=== Data section ===
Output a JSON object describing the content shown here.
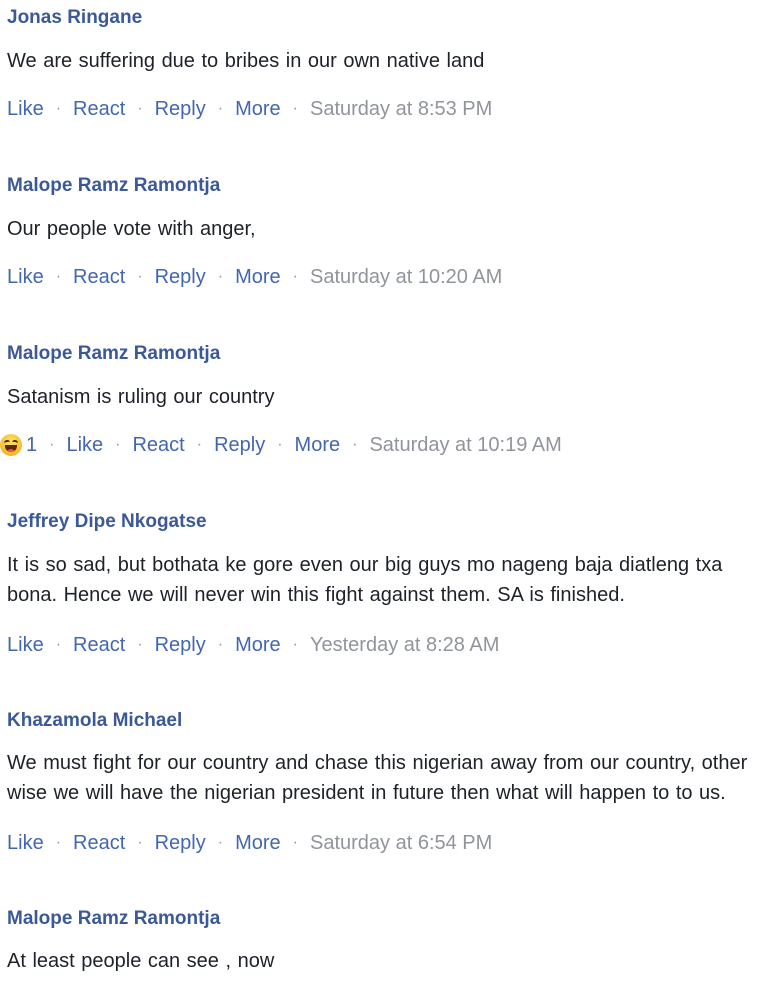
{
  "actions": {
    "like": "Like",
    "react": "React",
    "reply": "Reply",
    "more": "More",
    "separator": "·"
  },
  "comments": [
    {
      "author": "Jonas Ringane",
      "text": "We are suffering due to bribes in our own native land",
      "time": "Saturday at 8:53 PM"
    },
    {
      "author": "Malope Ramz Ramontja",
      "text": "Our people vote with anger,",
      "time": "Saturday at 10:20 AM"
    },
    {
      "author": "Malope Ramz Ramontja",
      "text": "Satanism is ruling our country",
      "time": "Saturday at 10:19 AM",
      "reaction": {
        "icon": "haha-reaction-icon",
        "count": "1"
      }
    },
    {
      "author": "Jeffrey Dipe Nkogatse",
      "text": "It is so sad, but bothata ke gore even our big guys mo nageng baja diatleng txa bona. Hence we will never win this fight against them. SA is finished.",
      "time": "Yesterday at 8:28 AM"
    },
    {
      "author": "Khazamola Michael",
      "text": "We must fight for our country and chase this nigerian away from our country, other wise we will have the nigerian president in future then what will happen to to us.",
      "time": "Saturday at 6:54 PM"
    },
    {
      "author": "Malope Ramz Ramontja",
      "text": "At least people can see , now"
    }
  ]
}
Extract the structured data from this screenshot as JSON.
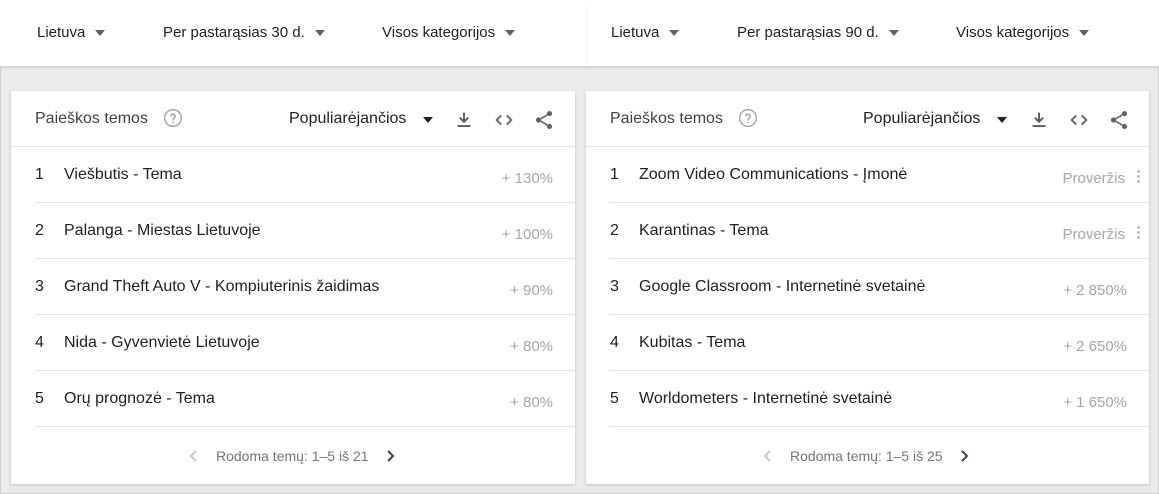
{
  "filters_left": [
    {
      "label": "Lietuva"
    },
    {
      "label": "Per pastarąsias 30 d."
    },
    {
      "label": "Visos kategorijos"
    }
  ],
  "filters_right": [
    {
      "label": "Lietuva"
    },
    {
      "label": "Per pastarąsias 90 d."
    },
    {
      "label": "Visos kategorijos"
    }
  ],
  "cards": [
    {
      "title": "Paieškos temos",
      "sort": "Populiarėjančios",
      "rows": [
        {
          "num": "1",
          "label": "Viešbutis - Tema",
          "value": "+ 130%"
        },
        {
          "num": "2",
          "label": "Palanga - Miestas Lietuvoje",
          "value": "+ 100%"
        },
        {
          "num": "3",
          "label": "Grand Theft Auto V - Kompiuterinis žaidimas",
          "value": "+ 90%"
        },
        {
          "num": "4",
          "label": "Nida - Gyvenvietė Lietuvoje",
          "value": "+ 80%"
        },
        {
          "num": "5",
          "label": "Orų prognozė - Tema",
          "value": "+ 80%"
        }
      ],
      "pager": "Rodoma temų: 1–5 iš 21"
    },
    {
      "title": "Paieškos temos",
      "sort": "Populiarėjančios",
      "rows": [
        {
          "num": "1",
          "label": "Zoom Video Communications - Įmonė",
          "value": "Proveržis"
        },
        {
          "num": "2",
          "label": "Karantinas - Tema",
          "value": "Proveržis"
        },
        {
          "num": "3",
          "label": "Google Classroom - Internetinė svetainė",
          "value": "+ 2 850%"
        },
        {
          "num": "4",
          "label": "Kubitas - Tema",
          "value": "+ 2 650%"
        },
        {
          "num": "5",
          "label": "Worldometers - Internetinė svetainė",
          "value": "+ 1 650%"
        }
      ],
      "pager": "Rodoma temų: 1–5 iš 25"
    }
  ],
  "colors": {
    "text": "#212121",
    "muted": "#a6a6a6",
    "icon": "#616161"
  },
  "icons": [
    "help-icon",
    "download-icon",
    "embed-code-icon",
    "share-icon",
    "chevron-left-icon",
    "chevron-right-icon",
    "dropdown-caret-icon"
  ]
}
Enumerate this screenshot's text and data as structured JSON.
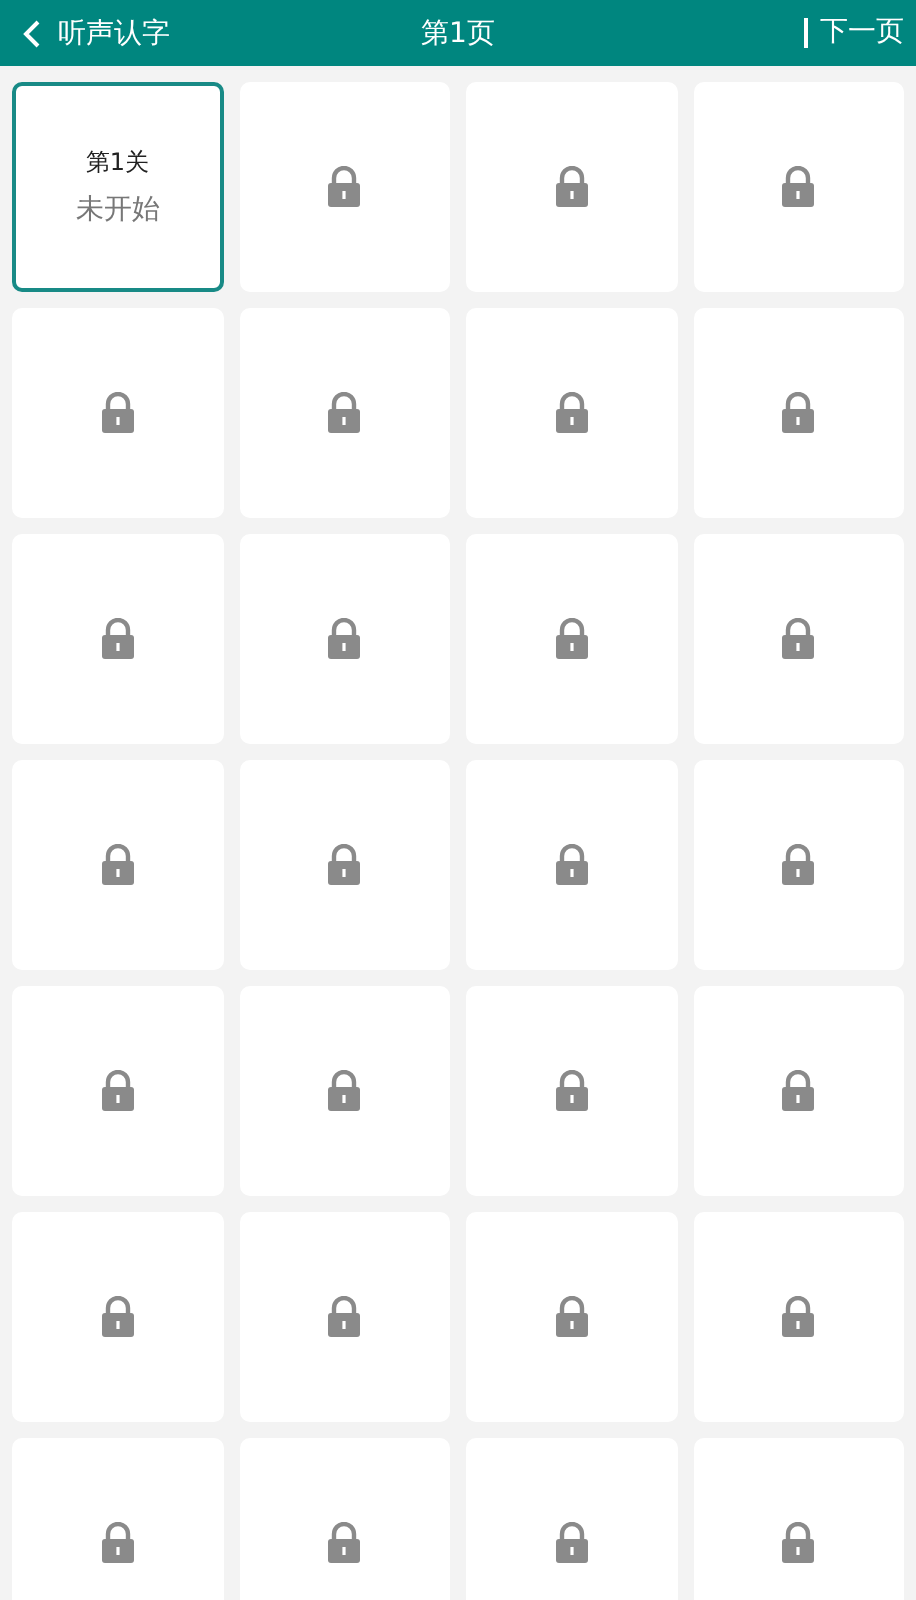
{
  "header": {
    "title": "听声认字",
    "page": "第1页",
    "next": "下一页"
  },
  "levels": [
    {
      "kind": "open",
      "title": "第1关",
      "status": "未开始",
      "selected": true
    },
    {
      "kind": "locked",
      "selected": false
    },
    {
      "kind": "locked",
      "selected": false
    },
    {
      "kind": "locked",
      "selected": false
    },
    {
      "kind": "locked",
      "selected": false
    },
    {
      "kind": "locked",
      "selected": false
    },
    {
      "kind": "locked",
      "selected": false
    },
    {
      "kind": "locked",
      "selected": false
    },
    {
      "kind": "locked",
      "selected": false
    },
    {
      "kind": "locked",
      "selected": false
    },
    {
      "kind": "locked",
      "selected": false
    },
    {
      "kind": "locked",
      "selected": false
    },
    {
      "kind": "locked",
      "selected": false
    },
    {
      "kind": "locked",
      "selected": false
    },
    {
      "kind": "locked",
      "selected": false
    },
    {
      "kind": "locked",
      "selected": false
    },
    {
      "kind": "locked",
      "selected": false
    },
    {
      "kind": "locked",
      "selected": false
    },
    {
      "kind": "locked",
      "selected": false
    },
    {
      "kind": "locked",
      "selected": false
    },
    {
      "kind": "locked",
      "selected": false
    },
    {
      "kind": "locked",
      "selected": false
    },
    {
      "kind": "locked",
      "selected": false
    },
    {
      "kind": "locked",
      "selected": false
    },
    {
      "kind": "locked",
      "selected": false
    },
    {
      "kind": "locked",
      "selected": false
    },
    {
      "kind": "locked",
      "selected": false
    },
    {
      "kind": "locked",
      "selected": false
    }
  ]
}
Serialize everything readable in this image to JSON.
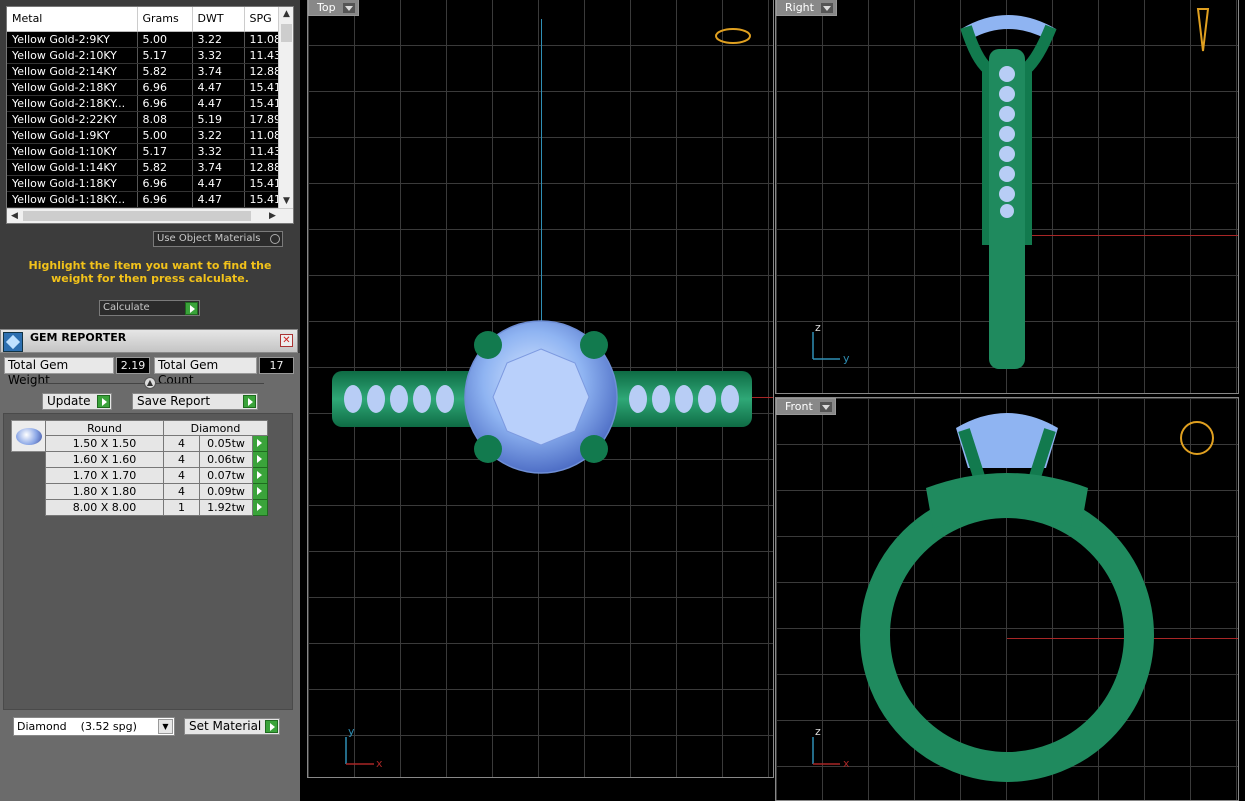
{
  "metal_table": {
    "headers": [
      "Metal",
      "Grams",
      "DWT",
      "SPG"
    ],
    "rows": [
      [
        "Yellow Gold-2:9KY",
        "5.00",
        "3.22",
        "11.08"
      ],
      [
        "Yellow Gold-2:10KY",
        "5.17",
        "3.32",
        "11.43"
      ],
      [
        "Yellow Gold-2:14KY",
        "5.82",
        "3.74",
        "12.88"
      ],
      [
        "Yellow Gold-2:18KY",
        "6.96",
        "4.47",
        "15.41"
      ],
      [
        "Yellow Gold-2:18KY...",
        "6.96",
        "4.47",
        "15.41"
      ],
      [
        "Yellow Gold-2:22KY",
        "8.08",
        "5.19",
        "17.89"
      ],
      [
        "Yellow Gold-1:9KY",
        "5.00",
        "3.22",
        "11.08"
      ],
      [
        "Yellow Gold-1:10KY",
        "5.17",
        "3.32",
        "11.43"
      ],
      [
        "Yellow Gold-1:14KY",
        "5.82",
        "3.74",
        "12.88"
      ],
      [
        "Yellow Gold-1:18KY",
        "6.96",
        "4.47",
        "15.41"
      ],
      [
        "Yellow Gold-1:18KY...",
        "6.96",
        "4.47",
        "15.41"
      ]
    ]
  },
  "use_object_materials_label": "Use Object Materials",
  "highlight_message": "Highlight the item you want to find the weight for then press calculate.",
  "calculate_label": "Calculate",
  "gem_reporter": {
    "title": "GEM REPORTER",
    "total_gem_weight_label": "Total Gem Weight",
    "total_gem_weight": "2.19",
    "total_gem_count_label": "Total Gem Count",
    "total_gem_count": "17",
    "update_label": "Update",
    "save_report_label": "Save Report",
    "columns": [
      "Round",
      "Diamond"
    ],
    "rows": [
      {
        "size": "1.50 X 1.50",
        "count": "4",
        "weight": "0.05tw"
      },
      {
        "size": "1.60 X 1.60",
        "count": "4",
        "weight": "0.06tw"
      },
      {
        "size": "1.70 X 1.70",
        "count": "4",
        "weight": "0.07tw"
      },
      {
        "size": "1.80 X 1.80",
        "count": "4",
        "weight": "0.09tw"
      },
      {
        "size": "8.00 X 8.00",
        "count": "1",
        "weight": "1.92tw"
      }
    ],
    "material_select_value": "Diamond    (3.52 spg)",
    "set_material_label": "Set Material"
  },
  "viewports": {
    "top": {
      "label": "Top",
      "axis_x": "x",
      "axis_y": "y"
    },
    "right": {
      "label": "Right",
      "axis_y": "y",
      "axis_z": "z"
    },
    "front": {
      "label": "Front",
      "axis_x": "x",
      "axis_z": "z"
    }
  },
  "colors": {
    "metal_green": "#1f8a5e",
    "gem_blue": "#8fb4f2",
    "accent_yellow": "#f2c21a",
    "go_green": "#3aa33a"
  }
}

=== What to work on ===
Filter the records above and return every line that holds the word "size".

=== Answer space ===
        "size": "1.50 X 1.50",
        "size": "1.60 X 1.60",
        "size": "1.70 X 1.70",
        "size": "1.80 X 1.80",
        "size": "8.00 X 8.00",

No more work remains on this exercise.